Despite urging by the state’s insurance commissioner that they withdraw their bid, North Carolina homeowners insurers are unlikely to withdraw their request for a 25.3 percent average rate hike.
The data supports the requested increase, according to Ray Evans, general manager of the North Carolina Rate Bureau, and as a result Evans says he does not believe the insurers that are members of the bureau will drop their case.
“As the filing includes complete testimony from our experts to support the detail we are essentially ready for a hearing at the time of the filing,” Evans told Insurance Journal.
He said the “actuarial detail” suggests premiums are “substantially inadequate” right now. “This is the reason the filing requests a change as large as it is,” he said.
North Carolina Insurance Commissioner Wayne Goodwin has called for the insurers to withdraw the filing, saying he is “appalled” they would seek a raise so soon after a July increase went into effect.
The industry’s rate bureau, which represents all companies writing homeowners insurance in the state, has requested a statewide average rate increase of 25.3 percent, varying by territory, with a requested effective date of Aug. 1, 2014. The requested rate changes range from -2.7 percent to +35 percent. The insurance companies have also requested revisions to the current geographic rating territories.
Goodwin said there will be a public comment session on Friday, Jan. 24, 9:30 a.m. to 4 p.m. in Raleigh on the filing.
“I urge North Carolina homeowners to take advantage of the public comment period and let their insurance companies know what they think about the notion of another homeowners insurance rate increase,” said Goodwin.
He made it clear he will hold a complete public hearing and not agree to a settlement if insurers proceed with their filing.
“New homeowners insurance rates went into effect in July 2013. I am appalled that the insurance companies would request another increase just six months later. I believe the insurance companies should withdraw this rate filing immediately. If they do not, the insurance companies should expect a full hearing on this matter; I will not entertain any settlement negotiations,” Goodwin said.
According to Evans, the industry has had five filings approved by the Department of Insurance since 2000. He said one of his bureau’s goals is to begin “filing more frequently, once a year, rather than one every 3-5 years with the notion that each would be smaller.”
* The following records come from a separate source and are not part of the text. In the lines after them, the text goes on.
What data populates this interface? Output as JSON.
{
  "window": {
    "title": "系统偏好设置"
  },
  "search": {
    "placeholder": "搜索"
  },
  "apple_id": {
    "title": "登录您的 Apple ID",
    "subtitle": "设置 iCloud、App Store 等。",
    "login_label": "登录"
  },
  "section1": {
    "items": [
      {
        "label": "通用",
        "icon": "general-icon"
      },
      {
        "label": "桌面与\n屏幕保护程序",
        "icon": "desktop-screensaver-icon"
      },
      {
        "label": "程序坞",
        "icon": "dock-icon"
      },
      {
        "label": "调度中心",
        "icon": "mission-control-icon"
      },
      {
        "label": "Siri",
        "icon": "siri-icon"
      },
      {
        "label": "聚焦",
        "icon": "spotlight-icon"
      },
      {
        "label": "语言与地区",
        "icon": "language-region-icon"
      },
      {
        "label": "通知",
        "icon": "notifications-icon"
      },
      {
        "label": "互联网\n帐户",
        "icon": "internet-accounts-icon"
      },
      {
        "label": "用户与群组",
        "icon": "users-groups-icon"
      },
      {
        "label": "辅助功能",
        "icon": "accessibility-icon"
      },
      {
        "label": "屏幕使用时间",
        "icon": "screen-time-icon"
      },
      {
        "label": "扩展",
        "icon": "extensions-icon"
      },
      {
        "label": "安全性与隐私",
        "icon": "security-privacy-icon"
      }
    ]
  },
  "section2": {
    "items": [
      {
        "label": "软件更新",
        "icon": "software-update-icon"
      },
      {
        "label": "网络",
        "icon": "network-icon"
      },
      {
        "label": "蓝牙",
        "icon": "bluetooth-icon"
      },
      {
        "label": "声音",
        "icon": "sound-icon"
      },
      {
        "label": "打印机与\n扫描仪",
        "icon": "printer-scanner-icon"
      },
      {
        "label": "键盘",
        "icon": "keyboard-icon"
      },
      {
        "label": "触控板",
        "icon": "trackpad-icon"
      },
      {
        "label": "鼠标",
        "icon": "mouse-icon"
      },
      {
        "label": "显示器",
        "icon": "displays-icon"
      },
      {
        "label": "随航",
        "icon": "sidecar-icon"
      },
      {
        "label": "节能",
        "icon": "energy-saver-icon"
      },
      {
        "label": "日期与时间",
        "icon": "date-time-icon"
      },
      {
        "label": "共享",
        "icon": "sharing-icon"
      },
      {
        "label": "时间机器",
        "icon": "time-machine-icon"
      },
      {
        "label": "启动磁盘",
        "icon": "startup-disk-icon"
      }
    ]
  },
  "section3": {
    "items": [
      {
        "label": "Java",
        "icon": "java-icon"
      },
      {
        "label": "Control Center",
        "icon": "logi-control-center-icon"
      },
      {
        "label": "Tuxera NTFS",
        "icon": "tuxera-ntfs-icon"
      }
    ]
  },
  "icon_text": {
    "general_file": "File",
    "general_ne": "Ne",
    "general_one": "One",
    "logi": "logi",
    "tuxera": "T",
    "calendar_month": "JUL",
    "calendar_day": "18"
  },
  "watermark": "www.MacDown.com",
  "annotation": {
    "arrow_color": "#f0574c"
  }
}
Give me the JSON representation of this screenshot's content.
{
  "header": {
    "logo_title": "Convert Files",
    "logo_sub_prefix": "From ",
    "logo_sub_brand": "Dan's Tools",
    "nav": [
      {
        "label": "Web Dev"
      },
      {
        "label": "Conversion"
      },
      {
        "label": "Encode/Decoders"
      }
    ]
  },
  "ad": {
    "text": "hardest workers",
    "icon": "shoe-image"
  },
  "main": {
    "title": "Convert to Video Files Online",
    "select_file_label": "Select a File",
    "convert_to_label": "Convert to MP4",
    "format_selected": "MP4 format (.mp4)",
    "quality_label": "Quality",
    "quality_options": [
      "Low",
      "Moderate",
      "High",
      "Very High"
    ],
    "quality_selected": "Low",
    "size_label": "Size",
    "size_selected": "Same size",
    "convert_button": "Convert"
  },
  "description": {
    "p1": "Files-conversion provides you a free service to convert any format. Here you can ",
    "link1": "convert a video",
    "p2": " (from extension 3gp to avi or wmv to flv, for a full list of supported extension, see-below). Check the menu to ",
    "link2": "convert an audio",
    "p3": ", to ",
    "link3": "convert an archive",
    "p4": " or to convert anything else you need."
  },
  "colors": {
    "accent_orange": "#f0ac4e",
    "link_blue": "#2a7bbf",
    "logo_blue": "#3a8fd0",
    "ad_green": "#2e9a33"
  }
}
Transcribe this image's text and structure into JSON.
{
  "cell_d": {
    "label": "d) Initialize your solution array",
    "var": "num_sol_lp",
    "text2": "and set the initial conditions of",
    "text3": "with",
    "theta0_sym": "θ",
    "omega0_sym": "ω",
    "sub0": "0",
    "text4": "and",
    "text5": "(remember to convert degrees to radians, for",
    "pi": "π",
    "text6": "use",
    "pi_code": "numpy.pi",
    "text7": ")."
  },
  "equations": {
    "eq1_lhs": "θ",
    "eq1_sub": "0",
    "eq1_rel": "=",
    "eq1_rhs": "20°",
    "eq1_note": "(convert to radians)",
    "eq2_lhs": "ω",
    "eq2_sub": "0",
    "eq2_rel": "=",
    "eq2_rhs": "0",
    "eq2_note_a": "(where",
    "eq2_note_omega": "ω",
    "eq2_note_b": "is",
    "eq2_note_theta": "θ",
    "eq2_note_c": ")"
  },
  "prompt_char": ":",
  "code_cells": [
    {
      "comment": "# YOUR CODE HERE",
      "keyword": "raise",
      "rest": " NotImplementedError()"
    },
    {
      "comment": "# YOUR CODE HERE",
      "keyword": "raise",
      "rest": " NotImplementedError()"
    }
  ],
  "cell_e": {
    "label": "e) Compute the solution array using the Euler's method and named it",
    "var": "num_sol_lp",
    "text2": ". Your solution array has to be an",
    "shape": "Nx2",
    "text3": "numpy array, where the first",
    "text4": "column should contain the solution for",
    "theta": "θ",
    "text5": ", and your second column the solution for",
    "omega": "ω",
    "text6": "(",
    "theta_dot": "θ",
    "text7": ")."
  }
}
Last March, Goodwin signed a settlement agreement with insurers allowing an overall statewide average rate increase of 7 percent beginning July 1. The bureau had requested a 17.7 percent increase on Oct. 1, 2012. The difference amounted to $237 million.
Before the July increase, the last homeowners insurance rate filing occurred in 2008 when the insurance companies requested a 19.5 percent statewide average increase. A settlement agreement allowed for a 4.05 percent statewide average increase to go into effect in May 2009.